(THE DATA):
-=-=-

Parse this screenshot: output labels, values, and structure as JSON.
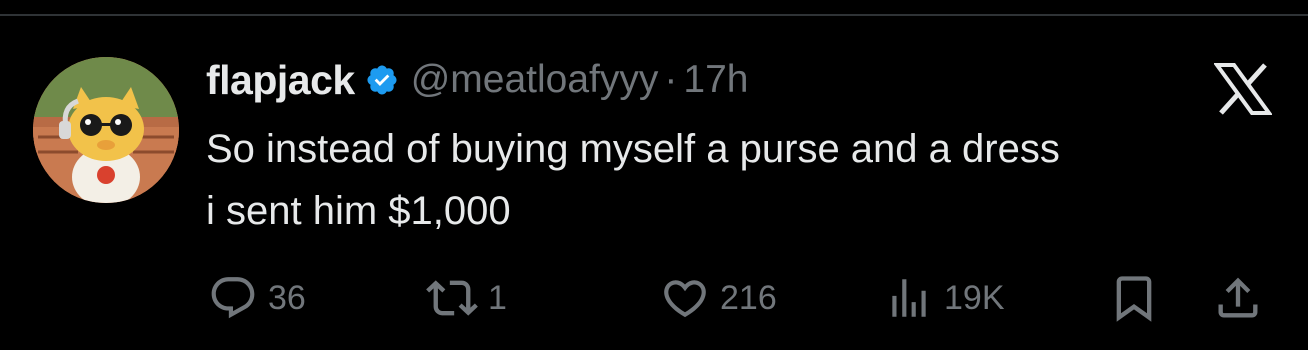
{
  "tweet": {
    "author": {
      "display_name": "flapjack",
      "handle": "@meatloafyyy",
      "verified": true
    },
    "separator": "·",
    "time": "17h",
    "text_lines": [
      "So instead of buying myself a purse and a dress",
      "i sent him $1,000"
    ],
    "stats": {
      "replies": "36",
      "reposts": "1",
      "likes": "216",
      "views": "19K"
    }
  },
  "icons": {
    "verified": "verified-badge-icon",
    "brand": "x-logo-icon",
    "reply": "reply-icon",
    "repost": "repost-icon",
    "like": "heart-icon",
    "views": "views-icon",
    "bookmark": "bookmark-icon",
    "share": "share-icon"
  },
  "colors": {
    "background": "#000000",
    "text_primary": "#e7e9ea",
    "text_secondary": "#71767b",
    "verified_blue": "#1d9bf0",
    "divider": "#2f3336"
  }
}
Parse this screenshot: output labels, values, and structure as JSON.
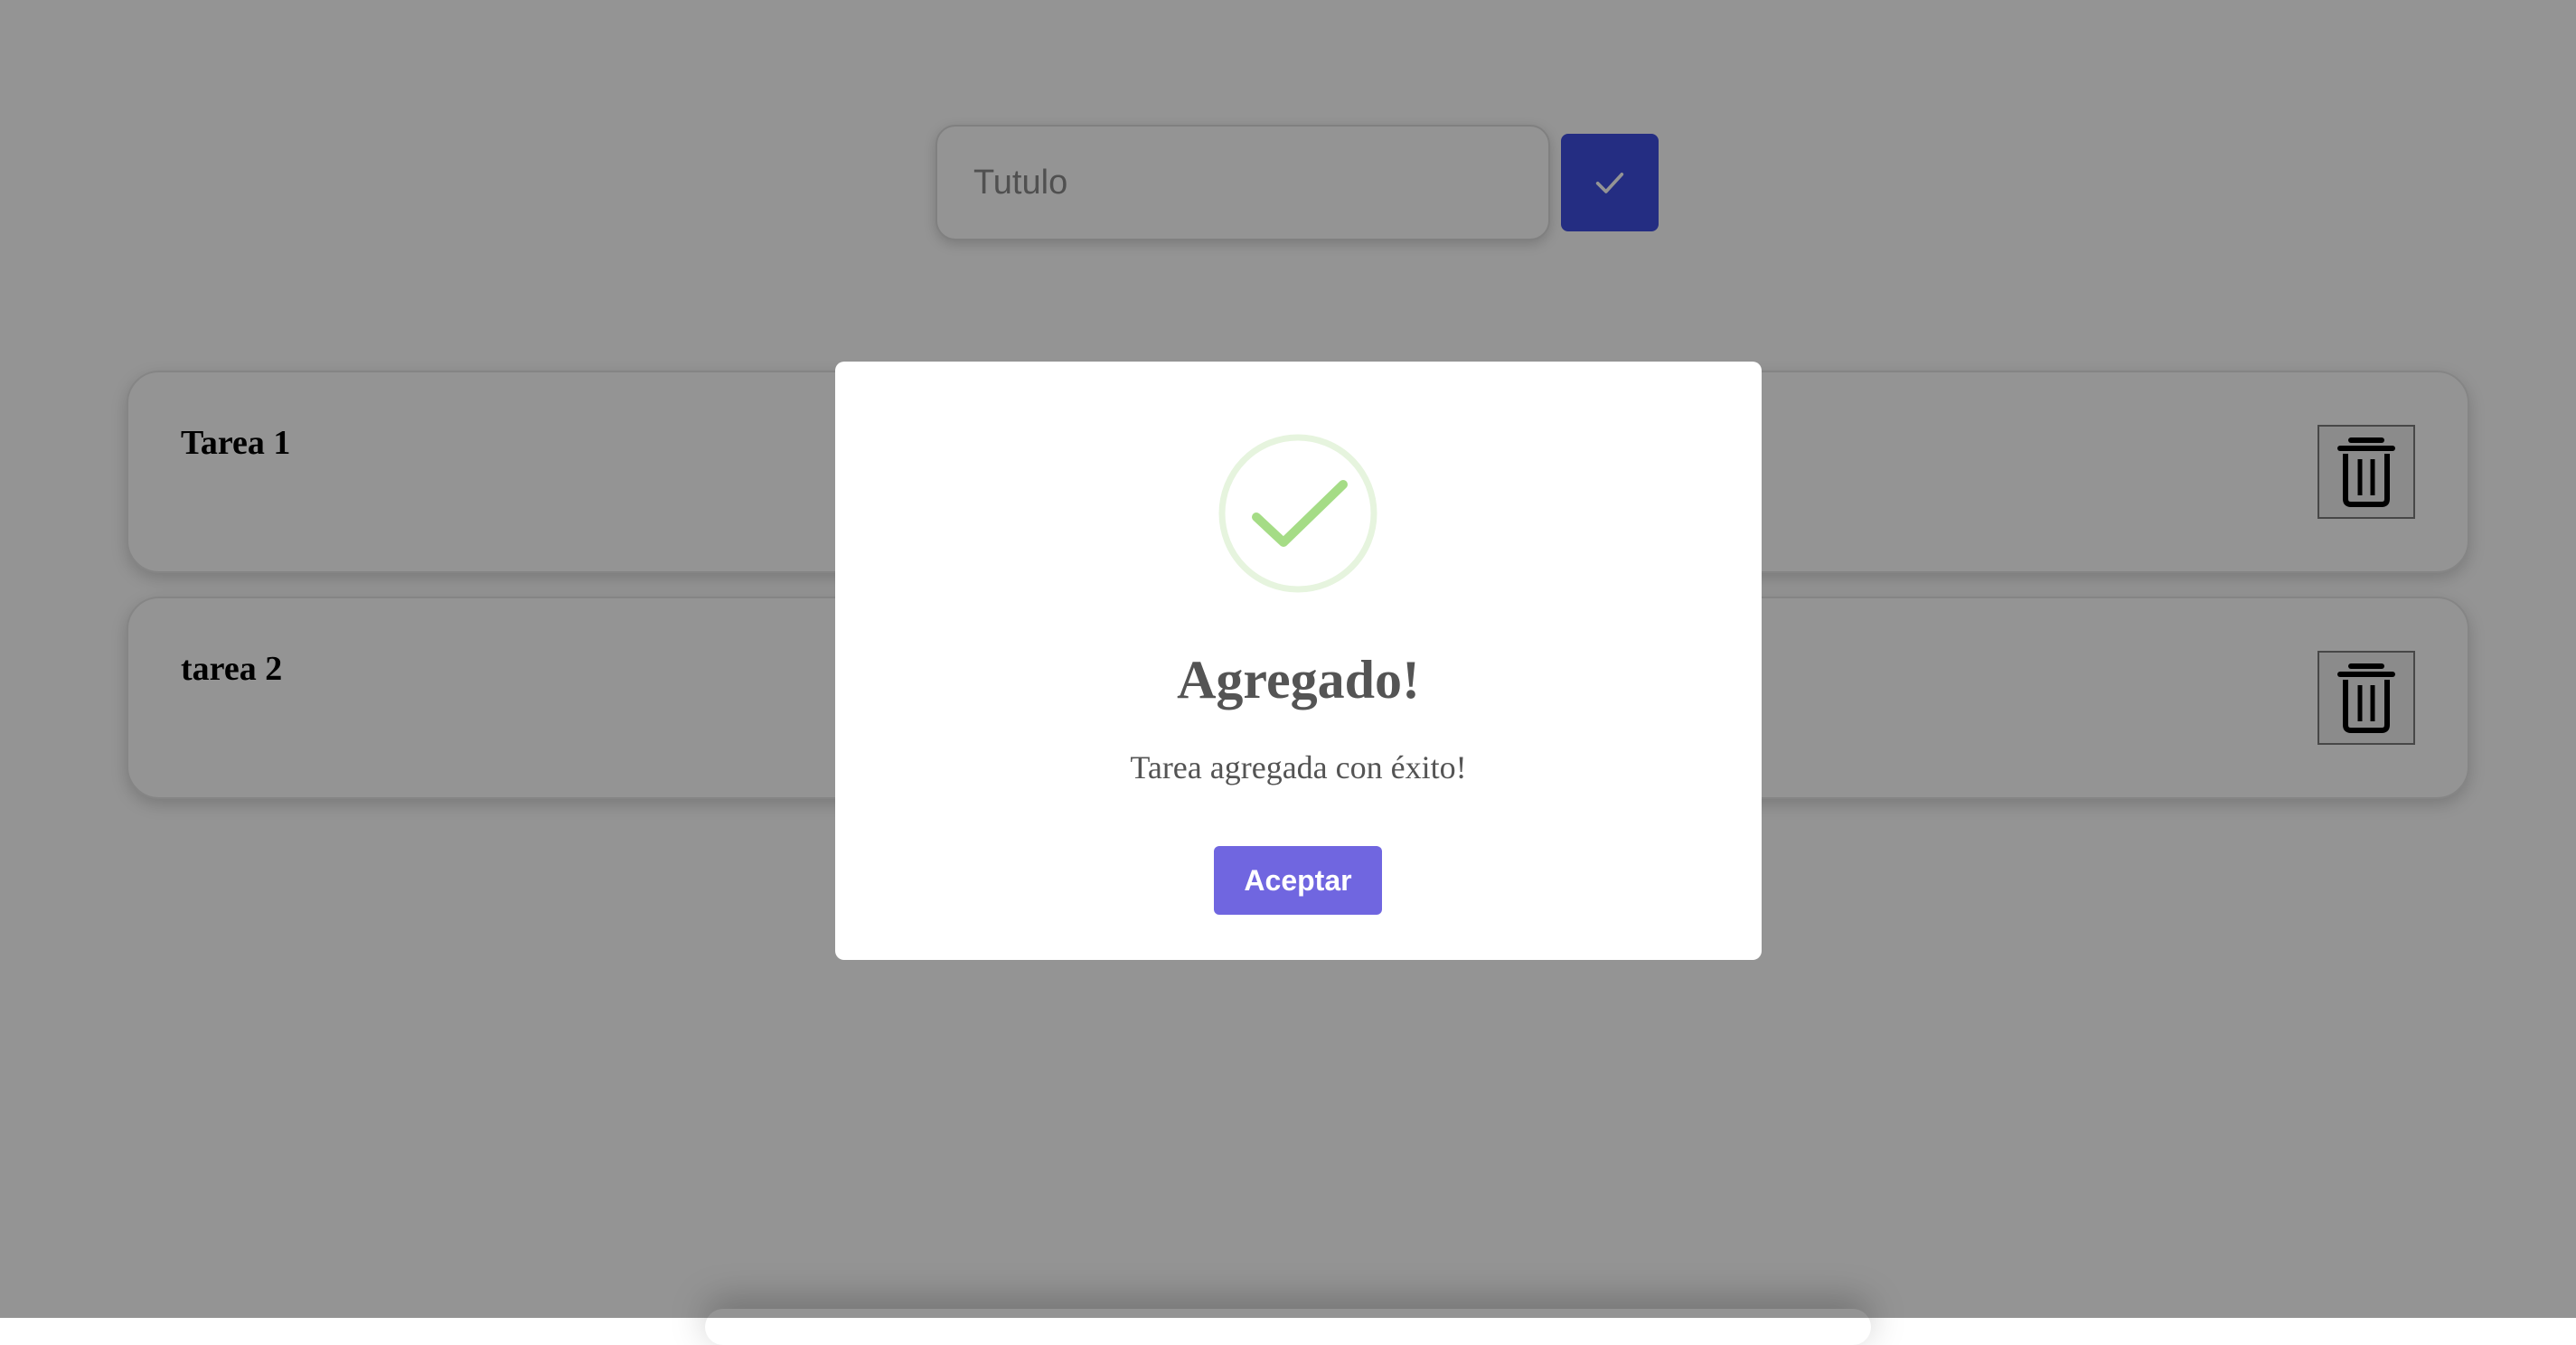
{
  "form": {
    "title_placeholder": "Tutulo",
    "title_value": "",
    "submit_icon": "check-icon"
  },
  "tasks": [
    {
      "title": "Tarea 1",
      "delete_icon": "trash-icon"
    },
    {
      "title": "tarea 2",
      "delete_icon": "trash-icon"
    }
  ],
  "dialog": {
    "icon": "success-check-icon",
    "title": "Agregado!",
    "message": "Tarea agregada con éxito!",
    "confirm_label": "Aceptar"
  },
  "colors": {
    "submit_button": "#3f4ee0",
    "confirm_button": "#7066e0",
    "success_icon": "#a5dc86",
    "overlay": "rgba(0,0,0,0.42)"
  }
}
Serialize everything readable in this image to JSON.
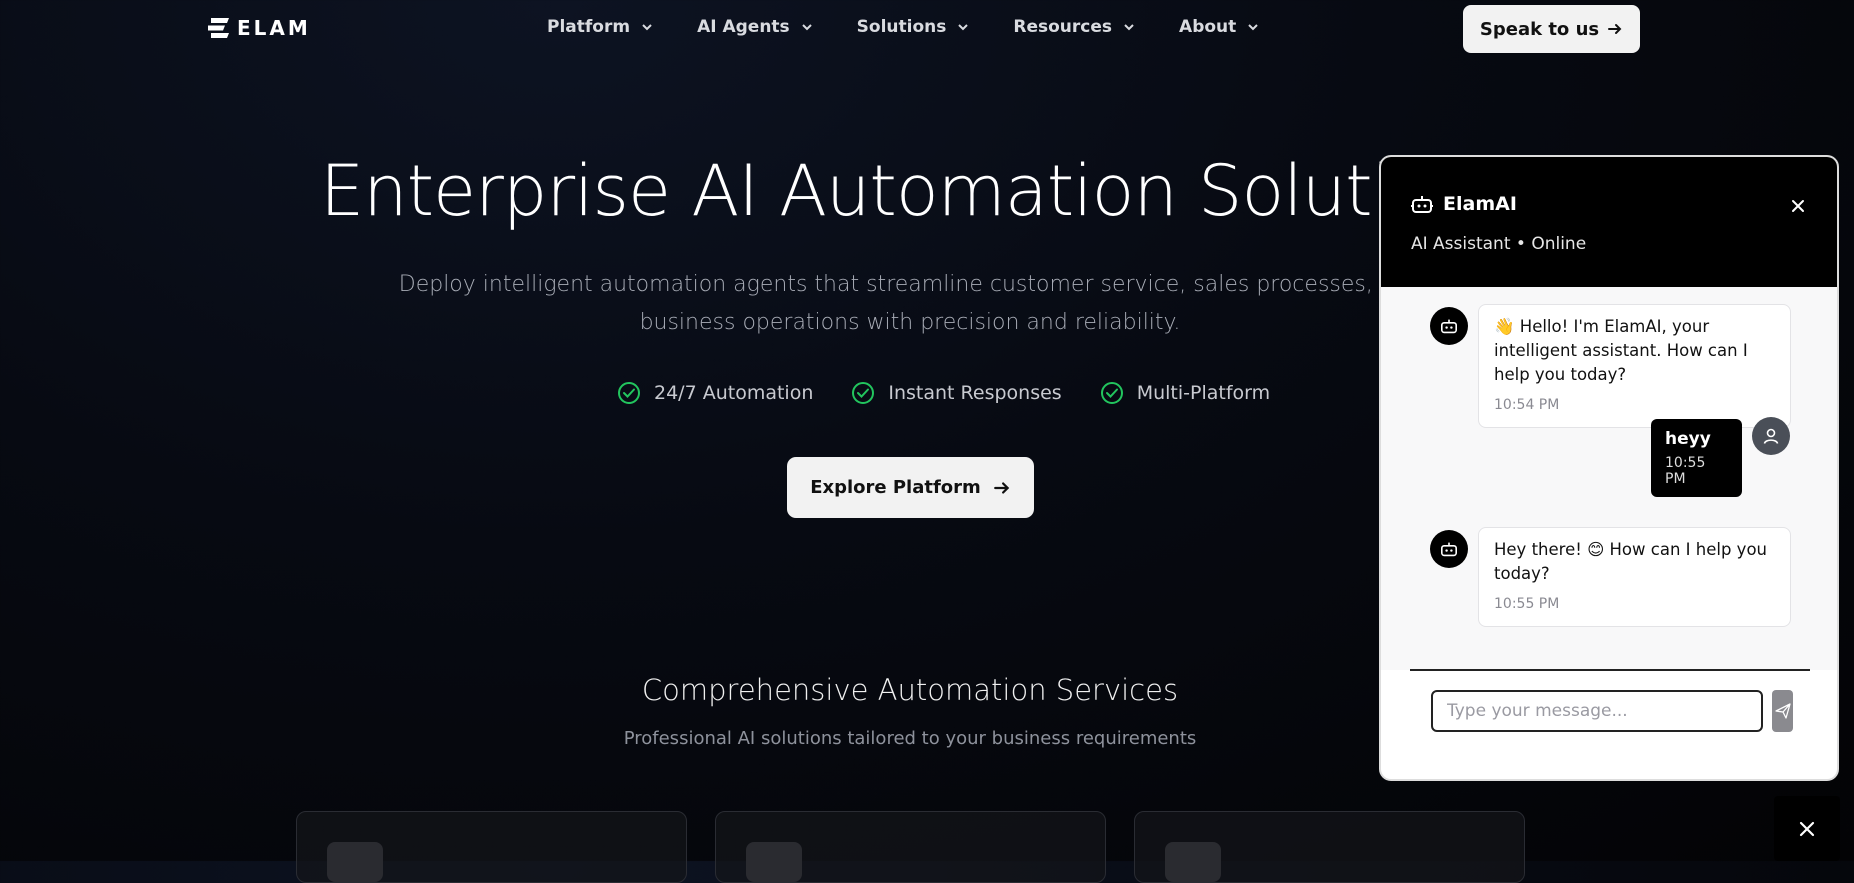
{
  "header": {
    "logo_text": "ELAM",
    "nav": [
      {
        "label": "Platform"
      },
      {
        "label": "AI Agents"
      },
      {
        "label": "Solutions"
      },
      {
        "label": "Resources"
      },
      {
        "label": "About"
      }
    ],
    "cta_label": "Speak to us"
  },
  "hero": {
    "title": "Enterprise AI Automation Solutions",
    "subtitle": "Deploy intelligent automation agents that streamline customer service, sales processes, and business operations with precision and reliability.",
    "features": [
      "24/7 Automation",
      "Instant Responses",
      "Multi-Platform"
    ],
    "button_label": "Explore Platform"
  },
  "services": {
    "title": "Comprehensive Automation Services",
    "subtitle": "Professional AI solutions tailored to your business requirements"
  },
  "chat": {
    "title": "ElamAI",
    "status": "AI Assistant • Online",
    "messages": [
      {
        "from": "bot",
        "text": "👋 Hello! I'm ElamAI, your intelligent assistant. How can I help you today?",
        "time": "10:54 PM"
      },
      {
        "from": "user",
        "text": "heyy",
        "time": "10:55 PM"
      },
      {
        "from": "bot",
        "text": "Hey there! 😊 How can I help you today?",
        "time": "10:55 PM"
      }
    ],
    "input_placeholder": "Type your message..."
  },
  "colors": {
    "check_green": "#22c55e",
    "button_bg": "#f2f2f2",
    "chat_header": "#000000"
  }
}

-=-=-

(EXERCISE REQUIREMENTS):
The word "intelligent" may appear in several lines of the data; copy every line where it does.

(EXPECTED OUTPUT):
    "subtitle": "Deploy intelligent automation agents that streamline customer service, sales processes, and business operations with precision and reliability.",
        "text": "👋 Hello! I'm ElamAI, your intelligent assistant. How can I help you today?",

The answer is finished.